Suddenly, standing before them was a vision of beauty. Chiryn, the resident of the tower and a succubus of fairly high standing, had adopted her most alluring form to appeal for mercy from the two invaders. Kas’rarlin could only stare at her in bedazzlement, while thoughts of a more sinister nature raced through the mind of his companion. When this malevolent being stepped forward to put his thoughts into actions, Kas’rarlin drove his spear through his companion’s back and into his heart. Thus began the secret tryst between baatezu and succubus, a match that should never have been.
Eventually, the two realized their fundamental differences were too great to overcome. One had a need for structure and order, and betrayal came too easily to the other. Each new day, both wondered whether this day would bring their destruction – they knew from the very beginning that their relationship was forbidden. Their elders would have destroyed them both if the chant ever picked up word of this unholy marriage.

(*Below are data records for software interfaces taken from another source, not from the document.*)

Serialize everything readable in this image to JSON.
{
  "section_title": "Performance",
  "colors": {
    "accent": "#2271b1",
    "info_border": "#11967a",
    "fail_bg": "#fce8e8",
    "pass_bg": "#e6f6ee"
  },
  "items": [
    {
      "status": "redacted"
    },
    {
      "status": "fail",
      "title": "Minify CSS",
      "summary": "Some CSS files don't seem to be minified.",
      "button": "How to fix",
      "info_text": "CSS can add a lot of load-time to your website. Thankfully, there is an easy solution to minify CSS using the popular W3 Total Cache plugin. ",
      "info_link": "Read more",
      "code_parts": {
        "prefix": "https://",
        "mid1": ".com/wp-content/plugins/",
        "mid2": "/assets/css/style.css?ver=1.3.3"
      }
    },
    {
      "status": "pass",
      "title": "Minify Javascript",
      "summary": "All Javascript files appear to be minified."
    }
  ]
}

Reluctantly, the two parted, but Kas’rarlin vowed to send one letter a year to her at her home. Since the lawful baatezu can’t enter the chaos of the Abyss with impunity, he promised to make special arrangements to send the missives and told her to use the same means to return messages. Because bashers constantly pass through the Abyss, he informed Chiryn, he would use them as couriers. If she perfumed her responses with her scent, he would know the letters he received back were genuine articles.